* **ACTIVITY**
Output every line below exactly, please, omitting pictures.

* **RECORDS TO USE**
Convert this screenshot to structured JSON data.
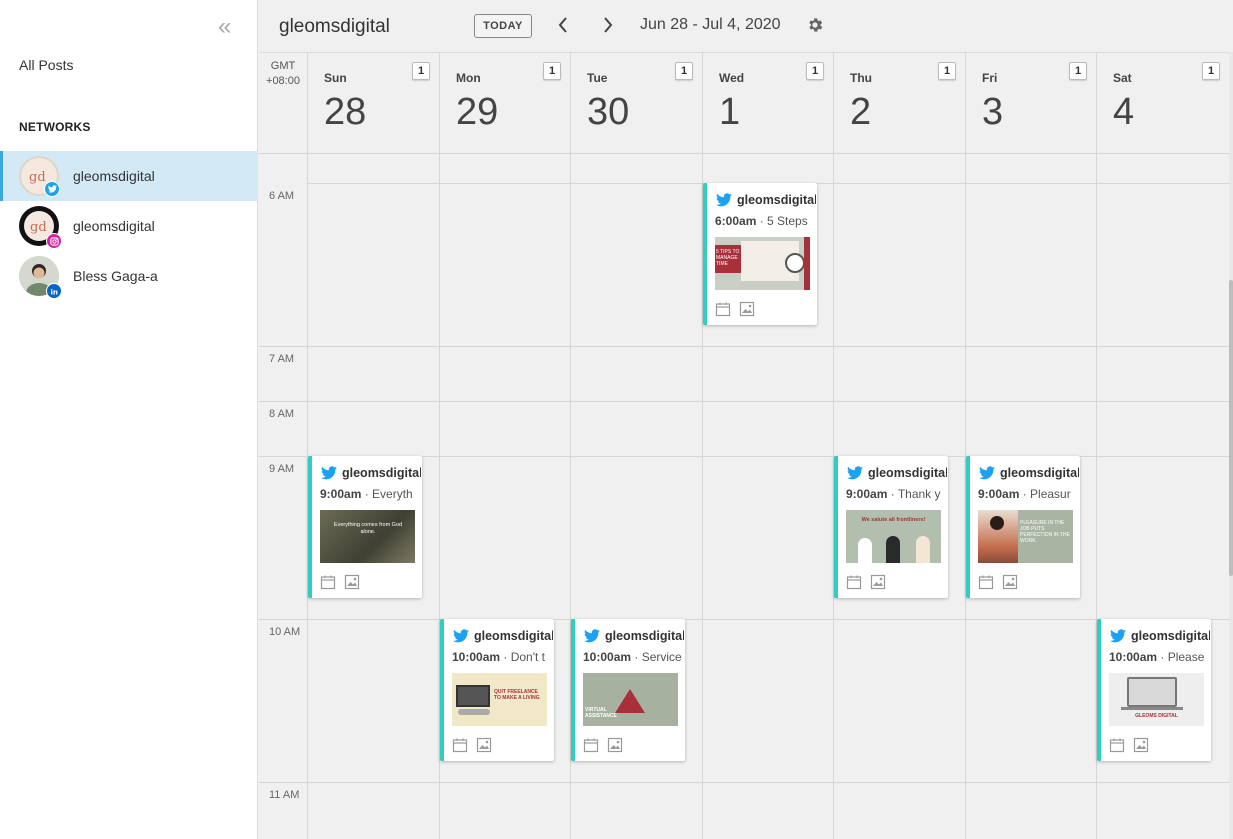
{
  "sidebar": {
    "all_posts": "All Posts",
    "networks_label": "NETWORKS",
    "networks": [
      {
        "name": "gleomsdigital",
        "network": "twitter",
        "avatar_text": "gd"
      },
      {
        "name": "gleomsdigital",
        "network": "instagram",
        "avatar_text": "gd"
      },
      {
        "name": "Bless Gaga-a",
        "network": "linkedin",
        "avatar_text": ""
      }
    ]
  },
  "topbar": {
    "brand": "gleomsdigital",
    "today_label": "TODAY",
    "prev_icon": "chevron-left-icon",
    "next_icon": "chevron-right-icon",
    "date_range": "Jun 28 - Jul 4, 2020",
    "settings_icon": "gear-icon"
  },
  "calendar": {
    "timezone": "GMT\n+08:00",
    "days": [
      {
        "name": "Sun",
        "num": "28",
        "count": "1"
      },
      {
        "name": "Mon",
        "num": "29",
        "count": "1"
      },
      {
        "name": "Tue",
        "num": "30",
        "count": "1"
      },
      {
        "name": "Wed",
        "num": "1",
        "count": "1"
      },
      {
        "name": "Thu",
        "num": "2",
        "count": "1"
      },
      {
        "name": "Fri",
        "num": "3",
        "count": "1"
      },
      {
        "name": "Sat",
        "num": "4",
        "count": "1"
      }
    ],
    "hours": [
      "6 AM",
      "7 AM",
      "8 AM",
      "9 AM",
      "10 AM",
      "11 AM"
    ],
    "posts": [
      {
        "day": 3,
        "hour": 6,
        "account": "gleomsdigital",
        "time": "6:00am",
        "snippet": " · 5 Steps",
        "thumb_color": "#c9cfc4",
        "thumb_text": "5 TIPS TO MANAGE TIME"
      },
      {
        "day": 0,
        "hour": 9,
        "account": "gleomsdigital",
        "time": "9:00am",
        "snippet": " · Everyth",
        "thumb_color": "#5a5e4c",
        "thumb_text": "Everything comes from God alone."
      },
      {
        "day": 4,
        "hour": 9,
        "account": "gleomsdigital",
        "time": "9:00am",
        "snippet": " · Thank y",
        "thumb_color": "#b3bfae",
        "thumb_text": "We salute all frontliners!"
      },
      {
        "day": 5,
        "hour": 9,
        "account": "gleomsdigital",
        "time": "9:00am",
        "snippet": " · Pleasur",
        "thumb_color": "#a9b4a3",
        "thumb_text": "PLEASURE IN THE JOB PUTS PERFECTION IN THE WORK."
      },
      {
        "day": 1,
        "hour": 10,
        "account": "gleomsdigital",
        "time": "10:00am",
        "snippet": " · Don't t",
        "thumb_color": "#f1e8c7",
        "thumb_text": "QUIT FREELANCE TO MAKE A LIVING"
      },
      {
        "day": 2,
        "hour": 10,
        "account": "gleomsdigital",
        "time": "10:00am",
        "snippet": " · Service",
        "thumb_color": "#a7b1a0",
        "thumb_text": "VIRTUAL ASSISTANCE"
      },
      {
        "day": 6,
        "hour": 10,
        "account": "gleomsdigital",
        "time": "10:00am",
        "snippet": " · Please",
        "thumb_color": "#eeeeee",
        "thumb_text": "GLEOMS DIGITAL"
      }
    ]
  },
  "colors": {
    "accent_teal": "#2ecfc0",
    "twitter_blue": "#1da1f2",
    "active_bg": "#d3eaf6"
  }
}
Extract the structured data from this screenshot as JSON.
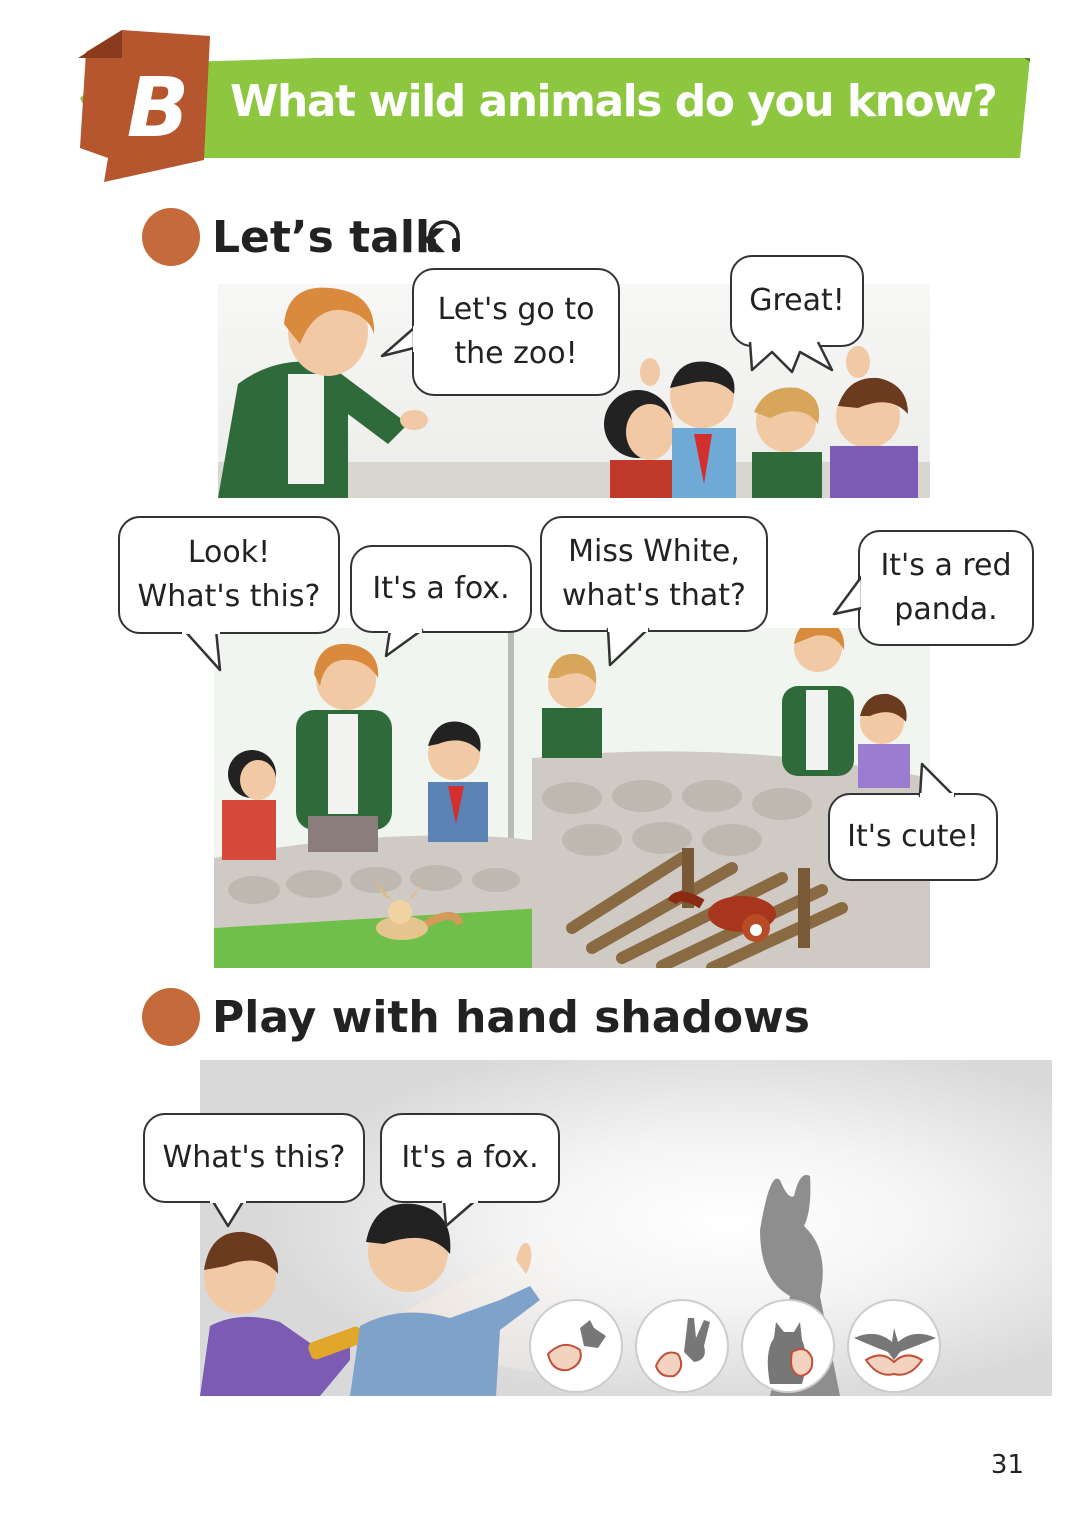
{
  "banner": {
    "letter": "B",
    "title": "What wild animals do you know?",
    "colors": {
      "green": "#8dc63f",
      "dark_green": "#4f8a1e",
      "brown": "#b5562f"
    }
  },
  "sections": {
    "talk": {
      "title": "Let’s talk",
      "icon": "headphones-icon"
    },
    "shadows": {
      "title": "Play with hand shadows"
    }
  },
  "bubbles": {
    "lets_go": "Let's go to\nthe zoo!",
    "great": "Great!",
    "look": "Look!\nWhat's this?",
    "fox": "It's a fox.",
    "miss_white": "Miss White,\nwhat's that?",
    "red_panda": "It's a red\npanda.",
    "cute": "It's cute!",
    "whats_this_2": "What's this?",
    "fox_2": "It's a fox."
  },
  "page_number": "31",
  "colors": {
    "section_dot": "#c46a3b"
  }
}
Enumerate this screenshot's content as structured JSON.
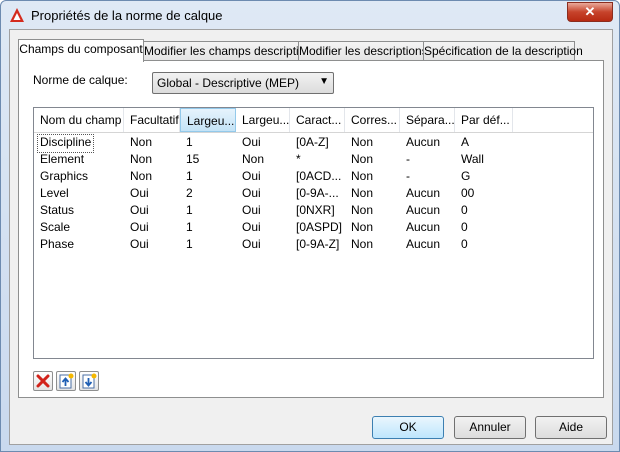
{
  "window": {
    "title": "Propriétés de la norme de calque"
  },
  "tabs": [
    {
      "label": "Champs du composant"
    },
    {
      "label": "Modifier les champs descriptifs"
    },
    {
      "label": "Modifier les descriptions"
    },
    {
      "label": "Spécification de la description"
    }
  ],
  "layer_norm": {
    "label": "Norme de calque:",
    "value": "Global - Descriptive (MEP)"
  },
  "grid": {
    "columns": [
      "Nom du champ",
      "Facultatif",
      "Largeu...",
      "Largeu...",
      "Caract...",
      "Corres...",
      "Sépara...",
      "Par déf..."
    ],
    "rows": [
      [
        "Discipline",
        "Non",
        "1",
        "Oui",
        "[0A-Z]",
        "Non",
        "Aucun",
        "A"
      ],
      [
        "Element",
        "Non",
        "15",
        "Non",
        "*",
        "Non",
        "-",
        "Wall"
      ],
      [
        "Graphics",
        "Non",
        "1",
        "Oui",
        "[0ACD...",
        "Non",
        "-",
        "G"
      ],
      [
        "Level",
        "Oui",
        "2",
        "Oui",
        "[0-9A-...",
        "Non",
        "Aucun",
        "00"
      ],
      [
        "Status",
        "Oui",
        "1",
        "Oui",
        "[0NXR]",
        "Non",
        "Aucun",
        "0"
      ],
      [
        "Scale",
        "Oui",
        "1",
        "Oui",
        "[0ASPD]",
        "Non",
        "Aucun",
        "0"
      ],
      [
        "Phase",
        "Oui",
        "1",
        "Oui",
        "[0-9A-Z]",
        "Non",
        "Aucun",
        "0"
      ]
    ]
  },
  "footer": {
    "ok": "OK",
    "cancel": "Annuler",
    "help": "Aide"
  },
  "close_glyph": "✕"
}
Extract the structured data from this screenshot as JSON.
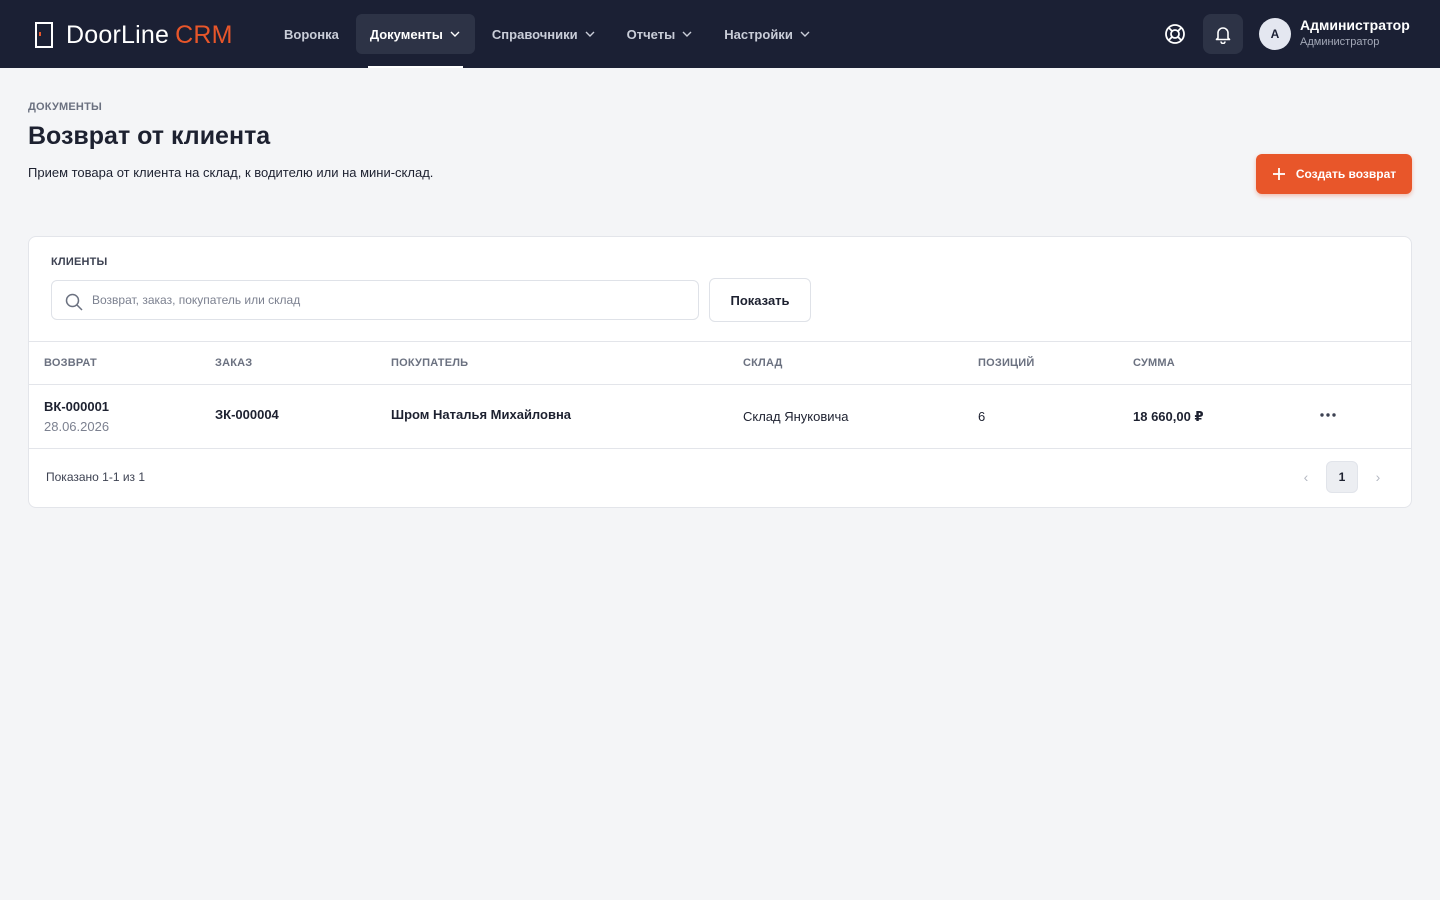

* **EXERCISE RESPONSE**
Convert this screenshot to structured JSON data.
{
  "sidebar": {
    "all_posts": "All Posts",
    "networks_label": "NETWORKS",
    "networks": [
      {
        "name": "gleomsdigital",
        "network": "twitter",
        "avatar_text": "gd"
      },
      {
        "name": "gleomsdigital",
        "network": "instagram",
        "avatar_text": "gd"
      },
      {
        "name": "Bless Gaga-a",
        "network": "linkedin",
        "avatar_text": ""
      }
    ]
  },
  "topbar": {
    "brand": "gleomsdigital",
    "today_label": "TODAY",
    "prev_icon": "chevron-left-icon",
    "next_icon": "chevron-right-icon",
    "date_range": "Jun 28 - Jul 4, 2020",
    "settings_icon": "gear-icon"
  },
  "calendar": {
    "timezone": "GMT\n+08:00",
    "days": [
      {
        "name": "Sun",
        "num": "28",
        "count": "1"
      },
      {
        "name": "Mon",
        "num": "29",
        "count": "1"
      },
      {
        "name": "Tue",
        "num": "30",
        "count": "1"
      },
      {
        "name": "Wed",
        "num": "1",
        "count": "1"
      },
      {
        "name": "Thu",
        "num": "2",
        "count": "1"
      },
      {
        "name": "Fri",
        "num": "3",
        "count": "1"
      },
      {
        "name": "Sat",
        "num": "4",
        "count": "1"
      }
    ],
    "hours": [
      "6 AM",
      "7 AM",
      "8 AM",
      "9 AM",
      "10 AM",
      "11 AM"
    ],
    "posts": [
      {
        "day": 3,
        "hour": 6,
        "account": "gleomsdigital",
        "time": "6:00am",
        "snippet": " · 5 Steps",
        "thumb_color": "#c9cfc4",
        "thumb_text": "5 TIPS TO MANAGE TIME"
      },
      {
        "day": 0,
        "hour": 9,
        "account": "gleomsdigital",
        "time": "9:00am",
        "snippet": " · Everyth",
        "thumb_color": "#5a5e4c",
        "thumb_text": "Everything comes from God alone."
      },
      {
        "day": 4,
        "hour": 9,
        "account": "gleomsdigital",
        "time": "9:00am",
        "snippet": " · Thank y",
        "thumb_color": "#b3bfae",
        "thumb_text": "We salute all frontliners!"
      },
      {
        "day": 5,
        "hour": 9,
        "account": "gleomsdigital",
        "time": "9:00am",
        "snippet": " · Pleasur",
        "thumb_color": "#a9b4a3",
        "thumb_text": "PLEASURE IN THE JOB PUTS PERFECTION IN THE WORK."
      },
      {
        "day": 1,
        "hour": 10,
        "account": "gleomsdigital",
        "time": "10:00am",
        "snippet": " · Don't t",
        "thumb_color": "#f1e8c7",
        "thumb_text": "QUIT FREELANCE TO MAKE A LIVING"
      },
      {
        "day": 2,
        "hour": 10,
        "account": "gleomsdigital",
        "time": "10:00am",
        "snippet": " · Service",
        "thumb_color": "#a7b1a0",
        "thumb_text": "VIRTUAL ASSISTANCE"
      },
      {
        "day": 6,
        "hour": 10,
        "account": "gleomsdigital",
        "time": "10:00am",
        "snippet": " · Please",
        "thumb_color": "#eeeeee",
        "thumb_text": "GLEOMS DIGITAL"
      }
    ]
  },
  "colors": {
    "accent_teal": "#2ecfc0",
    "twitter_blue": "#1da1f2",
    "active_bg": "#d3eaf6"
  }
}
Extract the structured data from this screenshot as JSON.
{
  "banner": {
    "letter": "B",
    "title": "What wild animals do you know?",
    "colors": {
      "green": "#8dc63f",
      "dark_green": "#4f8a1e",
      "brown": "#b5562f"
    }
  },
  "sections": {
    "talk": {
      "title": "Let’s talk",
      "icon": "headphones-icon"
    },
    "shadows": {
      "title": "Play with hand shadows"
    }
  },
  "bubbles": {
    "lets_go": "Let's go to\nthe zoo!",
    "great": "Great!",
    "look": "Look!\nWhat's this?",
    "fox": "It's a fox.",
    "miss_white": "Miss White,\nwhat's that?",
    "red_panda": "It's a red\npanda.",
    "cute": "It's cute!",
    "whats_this_2": "What's this?",
    "fox_2": "It's a fox."
  },
  "page_number": "31",
  "colors": {
    "section_dot": "#c46a3b"
  }
}
Enumerate this screenshot's content as structured JSON.
{
  "window": {
    "title": "Propriétés de la norme de calque"
  },
  "tabs": [
    {
      "label": "Champs du composant"
    },
    {
      "label": "Modifier les champs descriptifs"
    },
    {
      "label": "Modifier les descriptions"
    },
    {
      "label": "Spécification de la description"
    }
  ],
  "layer_norm": {
    "label": "Norme de calque:",
    "value": "Global - Descriptive (MEP)"
  },
  "grid": {
    "columns": [
      "Nom du champ",
      "Facultatif",
      "Largeu...",
      "Largeu...",
      "Caract...",
      "Corres...",
      "Sépara...",
      "Par déf..."
    ],
    "rows": [
      [
        "Discipline",
        "Non",
        "1",
        "Oui",
        "[0A-Z]",
        "Non",
        "Aucun",
        "A"
      ],
      [
        "Element",
        "Non",
        "15",
        "Non",
        "*",
        "Non",
        "-",
        "Wall"
      ],
      [
        "Graphics",
        "Non",
        "1",
        "Oui",
        "[0ACD...",
        "Non",
        "-",
        "G"
      ],
      [
        "Level",
        "Oui",
        "2",
        "Oui",
        "[0-9A-...",
        "Non",
        "Aucun",
        "00"
      ],
      [
        "Status",
        "Oui",
        "1",
        "Oui",
        "[0NXR]",
        "Non",
        "Aucun",
        "0"
      ],
      [
        "Scale",
        "Oui",
        "1",
        "Oui",
        "[0ASPD]",
        "Non",
        "Aucun",
        "0"
      ],
      [
        "Phase",
        "Oui",
        "1",
        "Oui",
        "[0-9A-Z]",
        "Non",
        "Aucun",
        "0"
      ]
    ]
  },
  "footer": {
    "ok": "OK",
    "cancel": "Annuler",
    "help": "Aide"
  },
  "close_glyph": "✕"
}
Extract the structured data from this screenshot as JSON.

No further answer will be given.